PCC highlights environmental issues confronting Badagry, Lekki deep seaports
•Says issues can be resolved
FOLLOWING the re-awarding of the consultancy job for the 25-Year Port Development Master Plan by the Nigerian Ports Authority (NPA) to guide it on the viability of two deep seaports within the Western zone of the country, the Badagry and Lekki deep seaports, the Ports Consultative Council (PCC), an advocacy group within the nation’s maritime sector, has highlighted possible environmental hazards that might occur in the advent of two deep seaport projects being sited in close proximity to each other, stating that all issues can also be resolved.
Speaking to the Nigerian Tribune exclusively, Chairman of the PCC, Chief Kunle Folarin, explained that environmental concerns like pollution, seawaves issues, dredging issues, hydrographic issues and others could be considered when siting two deep seaports in close proximity to each other. This is even as he said that all issues are not insurmountable.
According to Chief Folarin: “Within the Western zone of the country, we are having deep seaport projects like the Badagry and Lekki deep seaports. The first consideration should be the viability. The second consideration should be the environmental issues. Talking about environmental issues, we would be looking at if these projects will have negative impacts on our waterfronts. Will this project have a negative impact on pollution in our maritime domain? These issues are the reason for a master plan
“A master plan is to guide development and contain issues of concern.
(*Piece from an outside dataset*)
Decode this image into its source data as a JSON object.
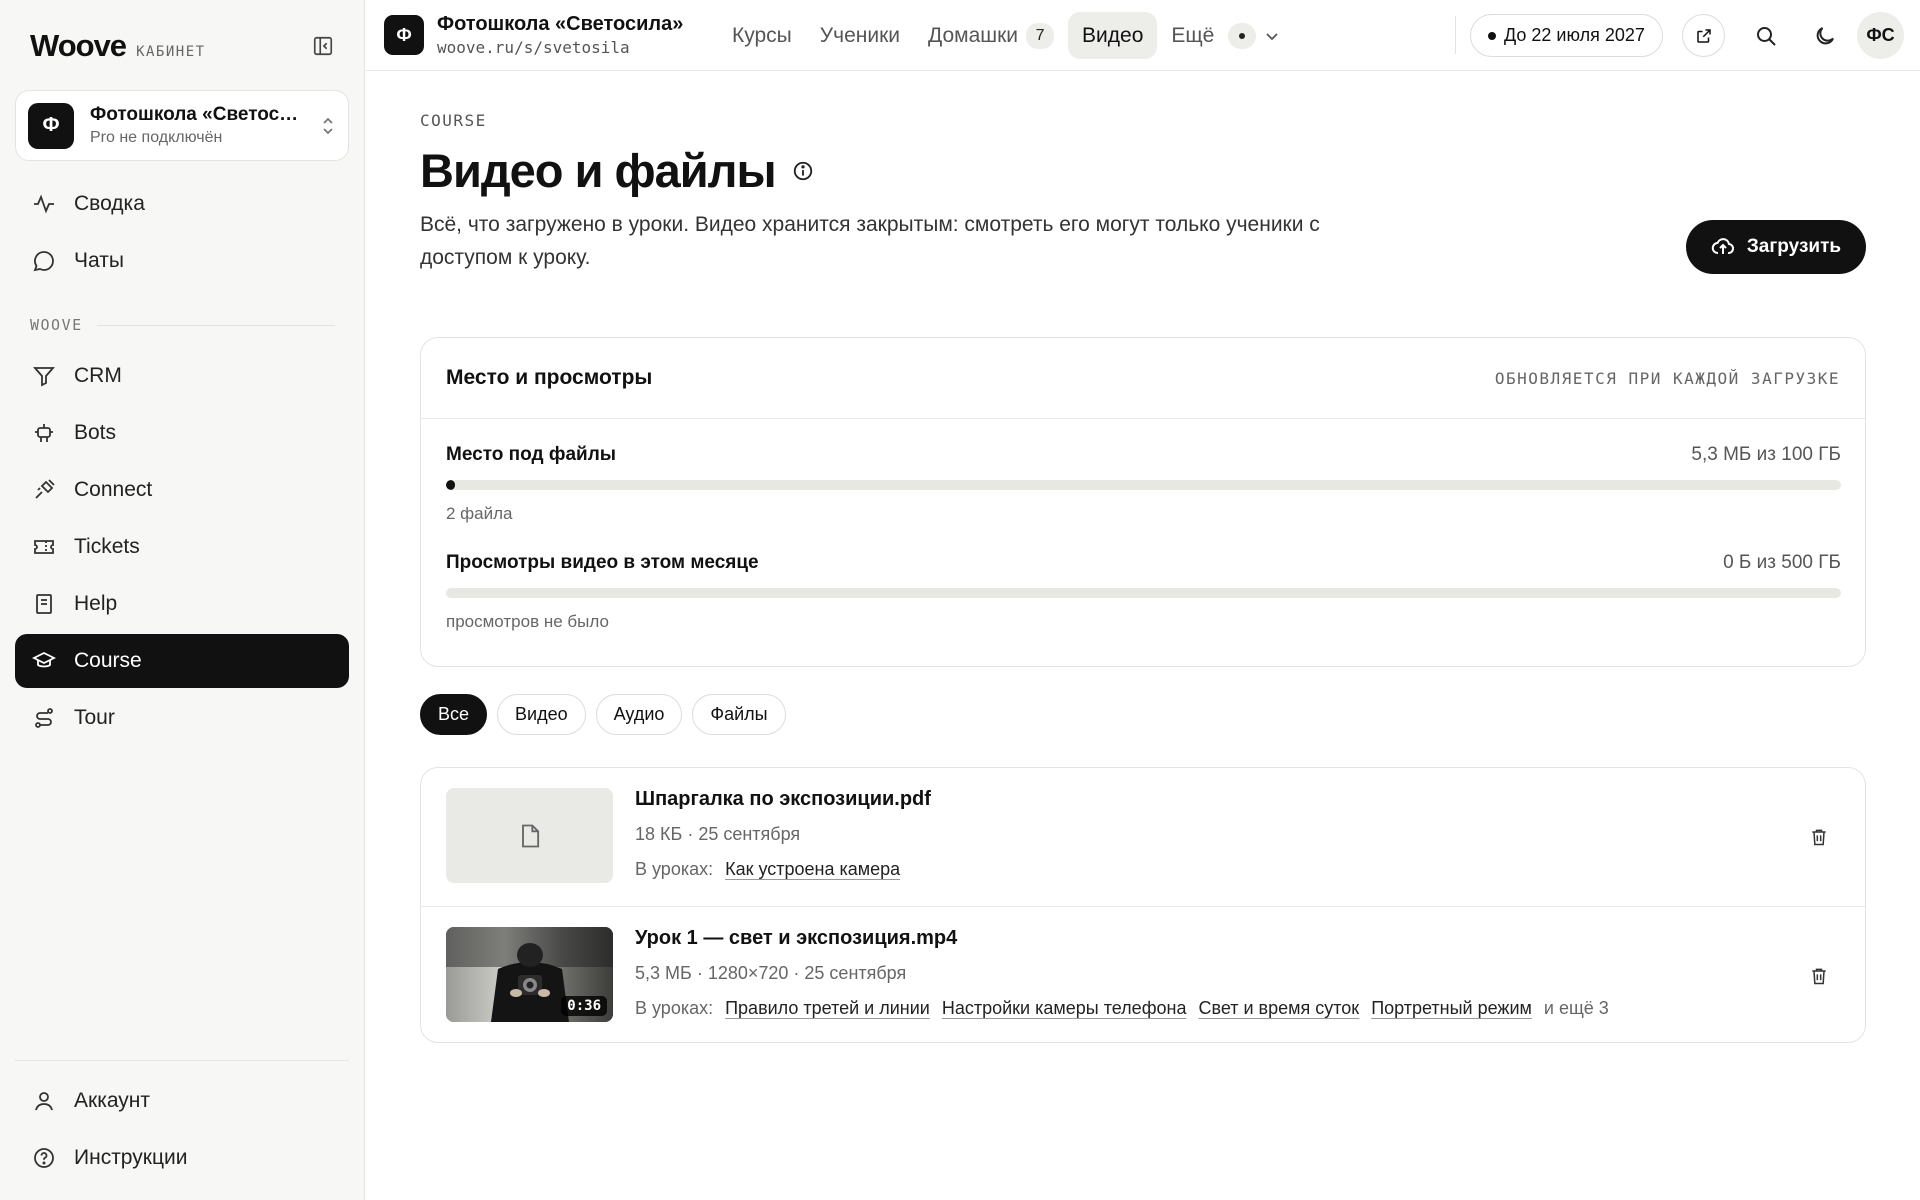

A master plan also directs the timeframe for a project and further makes a forecast for the future of that project. If we are looking at environmental issues to a project, we can mention six to eight environmental issues.
“We should not forget that a deep seaport can serve the expansion need of the nation in the future and solve the issue of congestion at our ports. Deep seaports have so many perspectives, but people only look at it from the perspectives of bigger vessels calling at our ports.”